Specifically, debt can lead to feelings of low self-esteem, hopelessness, helplessness, and even suicidal thoughts. These feelings were much more prevalent in the following demographics:

  • Individuals who are not married
  • Individuals with lower levels of education
  • Individuals approaching the age of expected retirement

A rise in depression due to consumer debt only puts a greater strain on society due to health care costs and the possible inability to maintain employment due to depressive symptoms. There was no specific indication of whether reducing your short-term credit card would work to reverse the symptoms or whether depression would persist despite paying down your debt.

Will the credit card bubble burst?

While increased consumer spending is largely considered to be a sign of positive economic growth, it also creates concerns that credit cards will be the source of the next economic crisis.11 There are several reasons why the rising credit card debt in the United States can be worrisome:

  • Wages are not rising at the same rate as inflation, so credit cards have become non-discretionary for many households to cover the steadily rising prices of basic necessities such as gas and food.
  • Credit cards also have become necessary for many families to cover their bills thanks to other large expenses such as college loans, housing costs, and transportation costs.
  • Households often do not have enough income to both cover expenses and save for an unexpected event. For this reason, a medical emergency or sudden loss of a job can leave households with no other choice than to drive up credit card balances.
  • Interest rates for revolving accounts have risen significantly in recent years, with even consumers with excellent credit ratings paying nearly 13 percent in interest. These rates are enough to prevent many households from making progress on reducing their balances.

These circumstances and more demonstrate the importance of households taking control of their credit card debt sooner rather than later.

Solutions for debt relief

Fortunately, there are different legal options for households and borrowers seeking to eradicate overwhelming and seemingly endless credit card debt and take control of their financial situations. Some of these options are as follows:

  • Negotiating settlements – Many consumers are surprised to realize the willingness of credit card companies to agree to settlements for less than the original balance. This is especially the case if a credit card company believes that a consumer may be considering bankruptcy. The company would rather receive some payment rather than none, so negotiation is often possible. Make sure you are aware of the legal and tax implications of settling a debt and always seek assistance from an experienced debt relief attorney to ensure you obtain the best settlement possible.
  • Bankruptcy – Bankruptcy is an option that, if granted, will discharge your revolving debts and effectively eliminate all of your credit card balances.
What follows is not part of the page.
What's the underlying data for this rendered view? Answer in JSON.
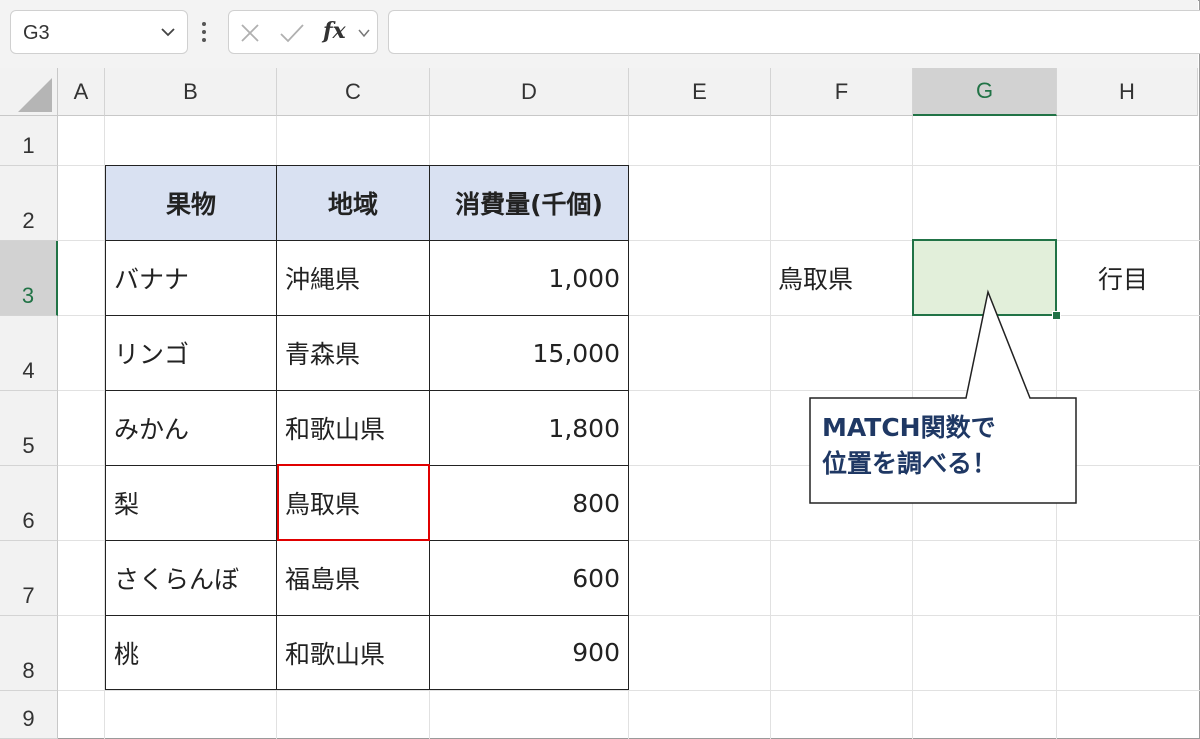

Not everyone will qualify for Chapter 7 bankruptcy, however, and you should have a qualified bankruptcy attorney evaluate your situation.
  • Defense in court – If a credit card company has filed legal action against you for an unpaid balance, you have the right to defend yourself against that debt in court. Often, credit companies will not have the necessary paperwork to prove a debt or may be requesting incorrect balance amounts. It is important to be represented by an experienced debt litigation defense attorney in such cases.

An experienced Nassau, New York debt relief attorney can find effective solutions for you

A great number of individuals and households are struggling with consumer debt in 2015. At the Law Offices of Ronald D. Weiss, P.C., we understand how credit card debt relief can help both your financial situation as well as your emotional well-being. We strive to determine the most effective and appropriate debt solutions of your individual situation, so please do not hesitate to call for a free consultation at 631-323-6428 as soon as possible.

About the Author
Ronald D. Weiss
Posted - 08/07/2018 | New York